The BondDesk Group used Monte Carlo simulation software to determine two values, tail risk (loss of 20%) and black swan risk (loss at a catastrophic level of 50% or more), in portfolios that progressively increased in size from 2 to 50 bonds. Taken together the two measures of risk predicted which bonds would default.  Interestingly, the simulations revealed that both kinds of risk were reduced by increases in portfolio sizes up to 10 bonds, and in both cases, these benefits began to diminish with bond number 11.  
 

The group’s credit risk analysis brings good news for both investment advisors–it simplifies their work–and investors–it reduces the cost of investing!  For the juicy details, go to the BondDesk website.

The Summit Looms!

IQPC
There’s an important event coming up in just a few short weeks–"Profit through Process," the IQPC Lean Six Sigma summit.  The summit is an almost week-long conference in Orlando, January 17 through January 20. IQPC has rounded up about 800 experts to deliver their knowledge, insights, and often inspiration to the folks who attend.   These presenters represent some high-profile companies like BP and PayPal, as well as leading consulting firms.

The sessions have been organized to satisfy the hankerings of everybody in the Six Sigma-process optimization crowd, from the chief quality officer to the Black Belt. And one thing I think will be really productive for the folks who get down to Orlando is the conference’s emphasis on integrating a Lean Six Sigma program so that it becomes a living part of the organization.

Eight hundred is a lot of experts, who should have a lot of useful ideas about driving profit through process improvement.  And will be a lot of useful tools to check out.  Which brings me to my role at the summit–how can I sign off on thes blog without putting in a plug for Palisade?  I’ll be there with our Monte Carlo software–booth #7–extolling the virtues of Monte Carlo simulation for Lean Six Sigma.  Monte Carlo simulation is a relatively recent addition to the Six Sigma toolkit, and while you may not think risk analysis is central to process optimization, it is really about getting a grip on uncertainty–and you can certainly relate to that.

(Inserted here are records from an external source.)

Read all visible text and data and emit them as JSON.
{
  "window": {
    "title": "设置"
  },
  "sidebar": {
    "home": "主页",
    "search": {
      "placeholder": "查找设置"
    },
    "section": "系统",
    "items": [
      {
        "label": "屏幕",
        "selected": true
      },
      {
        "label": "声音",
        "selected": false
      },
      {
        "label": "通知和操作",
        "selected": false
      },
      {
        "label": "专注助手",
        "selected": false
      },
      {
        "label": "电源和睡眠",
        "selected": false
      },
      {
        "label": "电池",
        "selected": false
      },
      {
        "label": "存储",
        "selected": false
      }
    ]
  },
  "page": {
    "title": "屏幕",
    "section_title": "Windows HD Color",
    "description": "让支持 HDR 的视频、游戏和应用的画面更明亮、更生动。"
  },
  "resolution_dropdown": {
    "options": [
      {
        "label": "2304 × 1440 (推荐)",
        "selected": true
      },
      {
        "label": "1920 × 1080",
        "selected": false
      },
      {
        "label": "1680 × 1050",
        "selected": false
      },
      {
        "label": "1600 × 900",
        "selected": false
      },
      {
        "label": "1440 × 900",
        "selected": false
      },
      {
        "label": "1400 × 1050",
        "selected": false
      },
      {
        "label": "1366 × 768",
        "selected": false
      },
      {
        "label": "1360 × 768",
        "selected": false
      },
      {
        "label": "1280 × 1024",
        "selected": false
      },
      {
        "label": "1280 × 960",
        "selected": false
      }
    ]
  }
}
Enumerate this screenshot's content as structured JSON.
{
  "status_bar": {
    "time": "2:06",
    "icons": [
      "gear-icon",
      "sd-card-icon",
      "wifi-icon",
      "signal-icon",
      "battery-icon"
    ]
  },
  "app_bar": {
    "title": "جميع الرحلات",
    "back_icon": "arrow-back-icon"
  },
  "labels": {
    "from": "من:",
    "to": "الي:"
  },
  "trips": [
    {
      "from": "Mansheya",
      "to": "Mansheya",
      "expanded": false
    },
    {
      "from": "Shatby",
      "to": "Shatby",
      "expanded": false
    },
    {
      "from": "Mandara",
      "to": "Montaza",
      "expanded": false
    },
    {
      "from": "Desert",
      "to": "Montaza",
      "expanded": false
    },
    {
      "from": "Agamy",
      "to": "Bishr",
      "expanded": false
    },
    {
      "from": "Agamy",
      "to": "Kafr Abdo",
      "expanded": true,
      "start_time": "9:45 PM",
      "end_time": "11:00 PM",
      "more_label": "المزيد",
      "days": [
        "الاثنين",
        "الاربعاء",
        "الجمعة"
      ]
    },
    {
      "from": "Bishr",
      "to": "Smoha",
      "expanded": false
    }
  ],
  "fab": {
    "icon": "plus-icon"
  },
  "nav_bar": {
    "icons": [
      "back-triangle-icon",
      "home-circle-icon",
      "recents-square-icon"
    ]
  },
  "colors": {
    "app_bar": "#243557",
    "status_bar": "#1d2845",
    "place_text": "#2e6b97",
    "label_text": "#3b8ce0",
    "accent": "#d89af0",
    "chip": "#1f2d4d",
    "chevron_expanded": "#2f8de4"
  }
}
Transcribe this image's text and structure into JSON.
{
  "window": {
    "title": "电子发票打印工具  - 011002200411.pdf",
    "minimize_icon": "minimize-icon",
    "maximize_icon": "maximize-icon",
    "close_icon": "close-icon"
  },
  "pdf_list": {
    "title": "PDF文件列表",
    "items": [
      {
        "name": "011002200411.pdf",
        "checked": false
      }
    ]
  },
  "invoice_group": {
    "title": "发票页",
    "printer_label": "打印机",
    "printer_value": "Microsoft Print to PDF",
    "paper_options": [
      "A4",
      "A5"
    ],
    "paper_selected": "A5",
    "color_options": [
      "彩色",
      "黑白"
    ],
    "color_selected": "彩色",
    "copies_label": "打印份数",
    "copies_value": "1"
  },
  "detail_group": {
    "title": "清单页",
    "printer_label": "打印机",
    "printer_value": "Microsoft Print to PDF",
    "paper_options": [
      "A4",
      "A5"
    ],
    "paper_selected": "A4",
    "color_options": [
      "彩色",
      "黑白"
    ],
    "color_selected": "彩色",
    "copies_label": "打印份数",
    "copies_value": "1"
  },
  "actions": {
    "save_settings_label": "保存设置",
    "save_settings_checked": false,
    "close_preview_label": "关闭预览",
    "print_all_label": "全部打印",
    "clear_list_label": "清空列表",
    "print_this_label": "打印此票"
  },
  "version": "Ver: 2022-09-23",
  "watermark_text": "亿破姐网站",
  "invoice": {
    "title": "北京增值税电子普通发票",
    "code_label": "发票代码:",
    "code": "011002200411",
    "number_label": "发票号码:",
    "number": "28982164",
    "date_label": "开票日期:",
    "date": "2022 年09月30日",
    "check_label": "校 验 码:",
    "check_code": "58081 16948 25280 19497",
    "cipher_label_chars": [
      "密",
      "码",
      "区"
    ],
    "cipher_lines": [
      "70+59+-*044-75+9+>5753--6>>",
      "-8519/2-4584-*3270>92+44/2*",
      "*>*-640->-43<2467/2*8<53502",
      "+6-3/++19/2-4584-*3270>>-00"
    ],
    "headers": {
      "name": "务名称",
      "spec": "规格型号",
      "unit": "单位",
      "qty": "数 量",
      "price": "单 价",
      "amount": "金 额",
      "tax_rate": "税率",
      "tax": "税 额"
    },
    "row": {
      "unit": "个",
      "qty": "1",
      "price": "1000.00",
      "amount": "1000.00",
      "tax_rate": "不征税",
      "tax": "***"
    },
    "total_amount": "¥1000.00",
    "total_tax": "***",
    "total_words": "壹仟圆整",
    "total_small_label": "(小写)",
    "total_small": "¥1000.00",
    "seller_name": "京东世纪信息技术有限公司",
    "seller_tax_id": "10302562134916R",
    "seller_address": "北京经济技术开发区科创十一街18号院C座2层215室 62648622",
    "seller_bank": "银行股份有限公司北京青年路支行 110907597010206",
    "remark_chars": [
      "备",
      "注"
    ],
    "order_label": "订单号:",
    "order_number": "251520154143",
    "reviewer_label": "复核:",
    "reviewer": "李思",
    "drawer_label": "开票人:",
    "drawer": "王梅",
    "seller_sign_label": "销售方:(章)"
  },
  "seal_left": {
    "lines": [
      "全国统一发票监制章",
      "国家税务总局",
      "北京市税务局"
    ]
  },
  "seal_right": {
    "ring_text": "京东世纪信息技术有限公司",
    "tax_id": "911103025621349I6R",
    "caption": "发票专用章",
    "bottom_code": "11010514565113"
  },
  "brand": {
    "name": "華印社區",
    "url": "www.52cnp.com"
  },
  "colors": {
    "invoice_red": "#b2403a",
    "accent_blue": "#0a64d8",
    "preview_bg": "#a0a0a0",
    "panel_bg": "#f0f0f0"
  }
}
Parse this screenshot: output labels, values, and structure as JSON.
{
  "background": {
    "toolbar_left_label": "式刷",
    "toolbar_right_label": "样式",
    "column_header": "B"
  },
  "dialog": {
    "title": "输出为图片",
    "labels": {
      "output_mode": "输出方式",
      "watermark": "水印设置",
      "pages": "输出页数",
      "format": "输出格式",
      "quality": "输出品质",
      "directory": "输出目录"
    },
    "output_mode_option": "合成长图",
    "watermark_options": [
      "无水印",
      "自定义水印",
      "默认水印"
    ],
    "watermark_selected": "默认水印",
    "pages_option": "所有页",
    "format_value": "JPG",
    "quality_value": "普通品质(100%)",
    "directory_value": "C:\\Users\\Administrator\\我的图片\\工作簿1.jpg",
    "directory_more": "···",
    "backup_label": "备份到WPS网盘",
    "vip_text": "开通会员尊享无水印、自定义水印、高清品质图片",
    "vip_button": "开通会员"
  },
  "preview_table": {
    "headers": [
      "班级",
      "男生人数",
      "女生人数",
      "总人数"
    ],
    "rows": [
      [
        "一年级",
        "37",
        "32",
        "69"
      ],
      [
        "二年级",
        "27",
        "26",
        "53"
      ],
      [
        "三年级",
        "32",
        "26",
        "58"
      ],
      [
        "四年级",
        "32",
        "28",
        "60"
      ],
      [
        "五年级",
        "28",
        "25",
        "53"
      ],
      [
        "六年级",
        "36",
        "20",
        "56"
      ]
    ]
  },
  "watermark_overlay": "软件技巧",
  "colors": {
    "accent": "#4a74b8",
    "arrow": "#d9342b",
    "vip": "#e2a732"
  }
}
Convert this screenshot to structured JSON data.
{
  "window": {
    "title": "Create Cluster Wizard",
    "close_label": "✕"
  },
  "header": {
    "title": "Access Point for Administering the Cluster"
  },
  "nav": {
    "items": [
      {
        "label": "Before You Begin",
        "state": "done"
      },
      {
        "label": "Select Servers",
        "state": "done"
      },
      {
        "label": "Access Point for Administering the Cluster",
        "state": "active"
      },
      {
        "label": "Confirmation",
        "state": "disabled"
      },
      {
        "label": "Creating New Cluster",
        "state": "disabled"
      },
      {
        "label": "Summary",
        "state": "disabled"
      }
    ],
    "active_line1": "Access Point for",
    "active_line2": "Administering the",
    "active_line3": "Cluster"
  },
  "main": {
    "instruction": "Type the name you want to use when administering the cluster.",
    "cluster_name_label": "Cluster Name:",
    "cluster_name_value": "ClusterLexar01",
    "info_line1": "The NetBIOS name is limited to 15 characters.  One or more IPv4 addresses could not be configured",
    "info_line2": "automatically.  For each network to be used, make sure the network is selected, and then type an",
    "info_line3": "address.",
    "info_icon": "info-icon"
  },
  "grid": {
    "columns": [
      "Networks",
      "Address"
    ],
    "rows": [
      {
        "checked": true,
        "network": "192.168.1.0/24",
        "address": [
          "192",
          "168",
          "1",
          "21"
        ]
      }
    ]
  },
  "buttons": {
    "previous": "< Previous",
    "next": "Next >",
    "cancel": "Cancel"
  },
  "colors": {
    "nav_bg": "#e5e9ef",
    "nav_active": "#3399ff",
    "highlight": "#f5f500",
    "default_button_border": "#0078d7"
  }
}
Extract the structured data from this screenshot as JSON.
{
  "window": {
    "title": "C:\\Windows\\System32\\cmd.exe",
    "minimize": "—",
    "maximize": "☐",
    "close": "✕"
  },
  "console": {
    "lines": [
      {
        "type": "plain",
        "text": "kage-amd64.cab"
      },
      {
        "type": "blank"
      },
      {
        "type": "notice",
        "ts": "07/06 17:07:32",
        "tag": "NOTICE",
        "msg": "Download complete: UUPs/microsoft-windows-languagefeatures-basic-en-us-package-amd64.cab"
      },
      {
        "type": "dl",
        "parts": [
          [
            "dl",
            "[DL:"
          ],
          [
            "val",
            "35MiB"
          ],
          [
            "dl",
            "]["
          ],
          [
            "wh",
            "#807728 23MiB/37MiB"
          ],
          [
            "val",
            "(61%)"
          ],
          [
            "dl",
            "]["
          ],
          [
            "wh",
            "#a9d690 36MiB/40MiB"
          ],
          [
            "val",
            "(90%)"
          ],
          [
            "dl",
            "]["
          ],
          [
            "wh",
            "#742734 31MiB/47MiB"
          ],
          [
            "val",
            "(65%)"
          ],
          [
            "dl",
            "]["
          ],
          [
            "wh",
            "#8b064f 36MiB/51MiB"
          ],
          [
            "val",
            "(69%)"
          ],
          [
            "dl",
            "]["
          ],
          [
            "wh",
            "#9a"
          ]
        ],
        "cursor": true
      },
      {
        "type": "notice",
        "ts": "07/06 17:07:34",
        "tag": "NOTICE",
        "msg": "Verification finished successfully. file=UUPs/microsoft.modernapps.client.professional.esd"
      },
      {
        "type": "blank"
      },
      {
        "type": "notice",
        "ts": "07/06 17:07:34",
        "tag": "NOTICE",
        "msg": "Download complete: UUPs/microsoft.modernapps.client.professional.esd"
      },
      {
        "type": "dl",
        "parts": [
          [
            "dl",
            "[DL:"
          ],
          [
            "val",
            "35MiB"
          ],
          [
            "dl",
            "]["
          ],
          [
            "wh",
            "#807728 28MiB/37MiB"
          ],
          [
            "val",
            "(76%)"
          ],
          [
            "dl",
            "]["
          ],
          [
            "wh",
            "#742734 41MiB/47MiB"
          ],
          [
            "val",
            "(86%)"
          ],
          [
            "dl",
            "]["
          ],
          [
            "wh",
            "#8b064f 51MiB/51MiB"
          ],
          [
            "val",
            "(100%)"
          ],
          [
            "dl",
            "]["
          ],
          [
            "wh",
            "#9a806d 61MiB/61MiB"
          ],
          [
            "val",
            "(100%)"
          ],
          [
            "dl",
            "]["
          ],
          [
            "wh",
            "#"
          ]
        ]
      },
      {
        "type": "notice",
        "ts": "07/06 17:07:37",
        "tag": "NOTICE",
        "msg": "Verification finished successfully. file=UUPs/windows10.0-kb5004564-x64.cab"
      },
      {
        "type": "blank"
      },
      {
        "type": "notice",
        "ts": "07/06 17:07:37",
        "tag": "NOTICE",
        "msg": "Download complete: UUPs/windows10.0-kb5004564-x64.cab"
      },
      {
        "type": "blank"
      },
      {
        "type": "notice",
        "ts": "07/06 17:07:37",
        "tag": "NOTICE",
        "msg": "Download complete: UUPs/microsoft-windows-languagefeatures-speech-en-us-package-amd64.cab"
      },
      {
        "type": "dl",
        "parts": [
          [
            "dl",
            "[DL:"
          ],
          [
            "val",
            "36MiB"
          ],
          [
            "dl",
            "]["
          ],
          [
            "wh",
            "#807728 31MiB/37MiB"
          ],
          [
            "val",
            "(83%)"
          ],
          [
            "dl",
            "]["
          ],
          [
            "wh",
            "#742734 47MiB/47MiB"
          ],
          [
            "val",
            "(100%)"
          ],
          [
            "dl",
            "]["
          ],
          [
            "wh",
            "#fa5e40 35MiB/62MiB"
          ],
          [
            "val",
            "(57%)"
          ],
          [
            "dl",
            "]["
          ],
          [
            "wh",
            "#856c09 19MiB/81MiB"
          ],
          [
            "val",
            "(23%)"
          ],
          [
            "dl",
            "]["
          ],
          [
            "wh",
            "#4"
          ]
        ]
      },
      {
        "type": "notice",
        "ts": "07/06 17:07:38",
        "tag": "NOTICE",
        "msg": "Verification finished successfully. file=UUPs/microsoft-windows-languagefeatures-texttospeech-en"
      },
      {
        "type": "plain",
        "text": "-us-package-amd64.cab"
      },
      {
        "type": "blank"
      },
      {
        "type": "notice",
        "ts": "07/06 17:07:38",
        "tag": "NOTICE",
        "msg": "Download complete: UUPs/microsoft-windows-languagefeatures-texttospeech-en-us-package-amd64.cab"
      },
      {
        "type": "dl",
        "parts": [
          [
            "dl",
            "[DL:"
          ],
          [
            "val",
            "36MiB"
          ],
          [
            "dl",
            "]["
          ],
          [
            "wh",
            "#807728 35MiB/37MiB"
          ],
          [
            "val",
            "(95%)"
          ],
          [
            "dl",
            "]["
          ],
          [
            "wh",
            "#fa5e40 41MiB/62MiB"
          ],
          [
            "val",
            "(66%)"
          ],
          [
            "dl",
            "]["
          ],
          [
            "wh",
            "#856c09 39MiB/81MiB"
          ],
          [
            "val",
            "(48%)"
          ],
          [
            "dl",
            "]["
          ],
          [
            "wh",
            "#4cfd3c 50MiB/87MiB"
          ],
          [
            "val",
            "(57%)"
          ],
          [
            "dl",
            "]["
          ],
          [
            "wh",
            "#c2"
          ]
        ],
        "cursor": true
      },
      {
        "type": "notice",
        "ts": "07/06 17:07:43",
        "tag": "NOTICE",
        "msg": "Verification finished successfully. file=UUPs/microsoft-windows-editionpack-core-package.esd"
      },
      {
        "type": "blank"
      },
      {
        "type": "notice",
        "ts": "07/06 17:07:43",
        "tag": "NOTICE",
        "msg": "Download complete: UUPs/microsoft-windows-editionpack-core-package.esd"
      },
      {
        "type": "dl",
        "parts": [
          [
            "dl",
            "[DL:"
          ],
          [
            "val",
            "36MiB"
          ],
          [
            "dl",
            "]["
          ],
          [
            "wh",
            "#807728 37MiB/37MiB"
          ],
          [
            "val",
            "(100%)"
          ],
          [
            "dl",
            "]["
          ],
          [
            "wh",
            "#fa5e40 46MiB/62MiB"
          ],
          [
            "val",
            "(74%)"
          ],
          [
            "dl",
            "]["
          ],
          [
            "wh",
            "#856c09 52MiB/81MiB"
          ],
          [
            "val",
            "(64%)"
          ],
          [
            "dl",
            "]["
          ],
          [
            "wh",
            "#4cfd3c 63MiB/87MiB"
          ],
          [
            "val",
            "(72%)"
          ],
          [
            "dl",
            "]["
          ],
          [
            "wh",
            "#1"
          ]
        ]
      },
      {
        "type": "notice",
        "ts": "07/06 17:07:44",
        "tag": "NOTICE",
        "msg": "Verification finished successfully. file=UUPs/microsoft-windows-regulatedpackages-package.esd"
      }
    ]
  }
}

Please know the IQPC is offering a "Free Hall Pass" for those interested in networking or exploring the latest Lean, Six Sigma & BPM solutions.

Remember, it’s January, and you can come to Florida!  Here’s the website–www.leansixsigmasummit.com/Event.aspx?id=341814.

I hope to see you there!